BEGIN Data
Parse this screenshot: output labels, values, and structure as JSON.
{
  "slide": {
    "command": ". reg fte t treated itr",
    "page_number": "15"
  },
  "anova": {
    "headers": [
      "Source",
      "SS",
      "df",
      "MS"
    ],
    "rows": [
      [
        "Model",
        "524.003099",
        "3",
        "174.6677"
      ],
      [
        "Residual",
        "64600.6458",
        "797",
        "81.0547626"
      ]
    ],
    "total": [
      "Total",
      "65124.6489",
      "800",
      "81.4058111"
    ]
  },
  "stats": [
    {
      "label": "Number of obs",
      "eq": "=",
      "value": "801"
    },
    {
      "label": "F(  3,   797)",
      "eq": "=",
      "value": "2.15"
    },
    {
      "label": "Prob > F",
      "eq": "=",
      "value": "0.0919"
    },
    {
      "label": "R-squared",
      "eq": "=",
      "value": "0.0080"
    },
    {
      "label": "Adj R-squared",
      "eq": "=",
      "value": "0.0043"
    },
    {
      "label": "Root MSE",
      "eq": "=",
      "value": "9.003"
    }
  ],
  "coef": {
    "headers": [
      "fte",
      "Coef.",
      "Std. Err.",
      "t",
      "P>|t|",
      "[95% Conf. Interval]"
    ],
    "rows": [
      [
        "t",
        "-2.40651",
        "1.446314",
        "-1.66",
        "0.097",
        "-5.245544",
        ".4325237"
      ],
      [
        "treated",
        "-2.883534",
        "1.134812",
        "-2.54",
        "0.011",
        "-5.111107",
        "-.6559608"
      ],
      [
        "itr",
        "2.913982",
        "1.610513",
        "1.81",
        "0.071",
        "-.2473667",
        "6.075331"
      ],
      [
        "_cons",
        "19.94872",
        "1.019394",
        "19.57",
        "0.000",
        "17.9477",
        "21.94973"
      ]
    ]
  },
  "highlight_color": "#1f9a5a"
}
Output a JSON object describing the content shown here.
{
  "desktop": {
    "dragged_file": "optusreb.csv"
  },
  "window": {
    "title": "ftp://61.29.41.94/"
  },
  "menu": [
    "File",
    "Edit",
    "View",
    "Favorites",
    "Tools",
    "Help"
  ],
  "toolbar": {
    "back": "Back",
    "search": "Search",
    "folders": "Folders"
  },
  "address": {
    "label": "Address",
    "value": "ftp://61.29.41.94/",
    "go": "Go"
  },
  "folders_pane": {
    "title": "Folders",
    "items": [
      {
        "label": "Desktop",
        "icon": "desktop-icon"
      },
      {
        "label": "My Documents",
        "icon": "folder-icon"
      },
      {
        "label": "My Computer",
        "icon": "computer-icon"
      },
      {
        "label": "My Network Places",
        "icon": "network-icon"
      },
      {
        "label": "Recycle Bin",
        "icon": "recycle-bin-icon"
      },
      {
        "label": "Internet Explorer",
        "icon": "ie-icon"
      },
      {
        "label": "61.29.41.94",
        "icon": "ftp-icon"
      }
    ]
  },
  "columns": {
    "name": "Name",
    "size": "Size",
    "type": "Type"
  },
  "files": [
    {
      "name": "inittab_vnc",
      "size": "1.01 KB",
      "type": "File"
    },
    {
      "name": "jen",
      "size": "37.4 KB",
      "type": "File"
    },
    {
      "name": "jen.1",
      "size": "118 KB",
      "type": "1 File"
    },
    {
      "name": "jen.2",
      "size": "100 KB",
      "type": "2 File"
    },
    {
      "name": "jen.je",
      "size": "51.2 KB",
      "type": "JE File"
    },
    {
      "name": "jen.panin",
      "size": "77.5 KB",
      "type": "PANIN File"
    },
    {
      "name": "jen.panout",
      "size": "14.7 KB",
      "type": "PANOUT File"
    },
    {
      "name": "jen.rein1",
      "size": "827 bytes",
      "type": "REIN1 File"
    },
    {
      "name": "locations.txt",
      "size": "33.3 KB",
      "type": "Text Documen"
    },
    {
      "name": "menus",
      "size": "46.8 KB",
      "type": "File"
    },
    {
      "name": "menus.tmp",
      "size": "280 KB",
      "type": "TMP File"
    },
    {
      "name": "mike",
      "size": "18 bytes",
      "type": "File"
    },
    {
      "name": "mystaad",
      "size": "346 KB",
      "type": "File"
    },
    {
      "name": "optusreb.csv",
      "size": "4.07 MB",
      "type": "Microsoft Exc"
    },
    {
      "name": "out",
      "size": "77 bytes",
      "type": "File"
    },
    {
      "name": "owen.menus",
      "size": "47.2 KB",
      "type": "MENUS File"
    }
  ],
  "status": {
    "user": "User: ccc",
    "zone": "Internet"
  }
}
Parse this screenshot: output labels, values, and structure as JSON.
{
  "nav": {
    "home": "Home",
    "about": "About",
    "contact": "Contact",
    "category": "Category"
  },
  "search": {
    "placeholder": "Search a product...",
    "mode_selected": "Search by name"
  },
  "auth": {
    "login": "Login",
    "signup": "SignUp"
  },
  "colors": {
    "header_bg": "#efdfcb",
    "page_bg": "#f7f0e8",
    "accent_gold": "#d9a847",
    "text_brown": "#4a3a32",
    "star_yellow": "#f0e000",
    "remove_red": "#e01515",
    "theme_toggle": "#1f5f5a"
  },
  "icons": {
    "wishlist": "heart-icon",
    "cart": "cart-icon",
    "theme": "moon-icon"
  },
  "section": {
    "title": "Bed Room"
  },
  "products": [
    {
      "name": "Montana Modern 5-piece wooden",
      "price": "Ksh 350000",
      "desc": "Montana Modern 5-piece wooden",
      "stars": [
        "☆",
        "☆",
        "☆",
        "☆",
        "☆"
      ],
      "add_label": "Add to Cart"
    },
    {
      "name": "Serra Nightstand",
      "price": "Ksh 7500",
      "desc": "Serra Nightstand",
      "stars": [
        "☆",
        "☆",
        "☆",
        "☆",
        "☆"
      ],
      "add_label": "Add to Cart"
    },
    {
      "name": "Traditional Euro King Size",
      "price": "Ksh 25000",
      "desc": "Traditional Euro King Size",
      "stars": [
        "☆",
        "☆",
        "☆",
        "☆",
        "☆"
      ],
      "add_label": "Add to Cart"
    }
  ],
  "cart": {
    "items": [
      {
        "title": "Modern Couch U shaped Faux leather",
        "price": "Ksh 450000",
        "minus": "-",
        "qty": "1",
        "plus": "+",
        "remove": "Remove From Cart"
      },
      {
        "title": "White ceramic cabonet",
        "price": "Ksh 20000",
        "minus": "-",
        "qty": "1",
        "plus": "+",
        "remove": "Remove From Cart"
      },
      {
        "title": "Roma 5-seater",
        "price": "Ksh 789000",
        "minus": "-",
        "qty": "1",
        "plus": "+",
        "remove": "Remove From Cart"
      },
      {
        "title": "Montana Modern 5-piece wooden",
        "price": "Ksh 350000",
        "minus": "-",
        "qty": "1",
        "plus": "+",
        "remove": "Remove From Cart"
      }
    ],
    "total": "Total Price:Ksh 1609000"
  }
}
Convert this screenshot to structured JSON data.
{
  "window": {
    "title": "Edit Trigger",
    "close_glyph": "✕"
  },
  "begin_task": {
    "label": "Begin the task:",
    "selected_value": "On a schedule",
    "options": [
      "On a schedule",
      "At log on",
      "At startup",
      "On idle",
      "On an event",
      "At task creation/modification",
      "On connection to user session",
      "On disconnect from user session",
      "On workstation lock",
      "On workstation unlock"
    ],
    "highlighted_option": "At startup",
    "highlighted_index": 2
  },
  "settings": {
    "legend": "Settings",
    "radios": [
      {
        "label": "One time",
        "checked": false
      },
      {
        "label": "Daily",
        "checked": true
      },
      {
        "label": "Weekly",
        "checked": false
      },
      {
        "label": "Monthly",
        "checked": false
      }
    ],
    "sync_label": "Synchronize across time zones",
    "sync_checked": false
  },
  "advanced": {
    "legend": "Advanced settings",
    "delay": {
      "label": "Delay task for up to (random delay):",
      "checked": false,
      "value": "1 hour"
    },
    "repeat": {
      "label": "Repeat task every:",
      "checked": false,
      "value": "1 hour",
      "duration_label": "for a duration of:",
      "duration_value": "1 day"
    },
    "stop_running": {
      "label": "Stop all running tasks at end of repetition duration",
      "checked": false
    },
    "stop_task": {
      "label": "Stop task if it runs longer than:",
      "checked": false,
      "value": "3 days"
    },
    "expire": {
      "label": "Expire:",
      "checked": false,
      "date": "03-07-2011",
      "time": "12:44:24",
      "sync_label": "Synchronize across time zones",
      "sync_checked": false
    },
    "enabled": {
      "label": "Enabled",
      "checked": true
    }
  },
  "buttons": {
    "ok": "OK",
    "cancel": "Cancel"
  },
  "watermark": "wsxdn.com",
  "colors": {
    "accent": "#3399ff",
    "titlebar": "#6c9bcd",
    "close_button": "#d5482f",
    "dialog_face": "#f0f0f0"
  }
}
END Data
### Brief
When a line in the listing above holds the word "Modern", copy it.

### Reply
      "name": "Montana Modern 5-piece wooden",
      "desc": "Montana Modern 5-piece wooden",
        "title": "Modern Couch U shaped Faux leather",
        "title": "Montana Modern 5-piece wooden",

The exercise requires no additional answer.